→ **Task inputs**
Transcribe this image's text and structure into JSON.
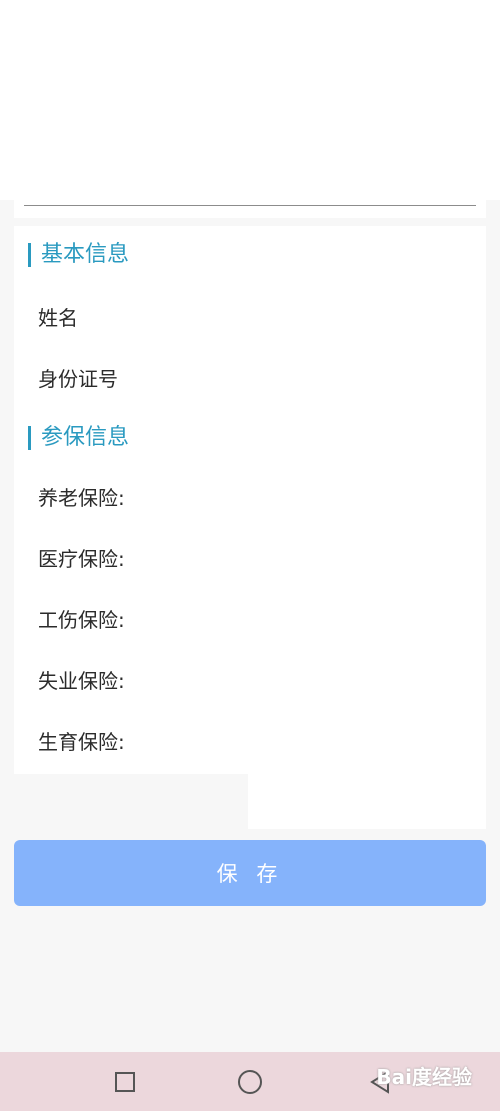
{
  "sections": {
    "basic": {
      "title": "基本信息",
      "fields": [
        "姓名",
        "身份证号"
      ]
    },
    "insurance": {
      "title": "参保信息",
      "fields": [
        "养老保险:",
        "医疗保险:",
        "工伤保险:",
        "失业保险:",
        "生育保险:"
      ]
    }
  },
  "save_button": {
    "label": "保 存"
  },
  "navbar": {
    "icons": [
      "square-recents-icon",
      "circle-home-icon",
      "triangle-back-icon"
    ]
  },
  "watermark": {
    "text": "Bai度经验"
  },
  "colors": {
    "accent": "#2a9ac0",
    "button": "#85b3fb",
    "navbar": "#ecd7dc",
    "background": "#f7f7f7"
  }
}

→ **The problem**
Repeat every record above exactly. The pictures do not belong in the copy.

→ **Written answer**
Transcribe this image's text and structure into JSON.
{
  "sections": {
    "basic": {
      "title": "基本信息",
      "fields": [
        "姓名",
        "身份证号"
      ]
    },
    "insurance": {
      "title": "参保信息",
      "fields": [
        "养老保险:",
        "医疗保险:",
        "工伤保险:",
        "失业保险:",
        "生育保险:"
      ]
    }
  },
  "save_button": {
    "label": "保 存"
  },
  "navbar": {
    "icons": [
      "square-recents-icon",
      "circle-home-icon",
      "triangle-back-icon"
    ]
  },
  "watermark": {
    "text": "Bai度经验"
  },
  "colors": {
    "accent": "#2a9ac0",
    "button": "#85b3fb",
    "navbar": "#ecd7dc",
    "background": "#f7f7f7"
  }
}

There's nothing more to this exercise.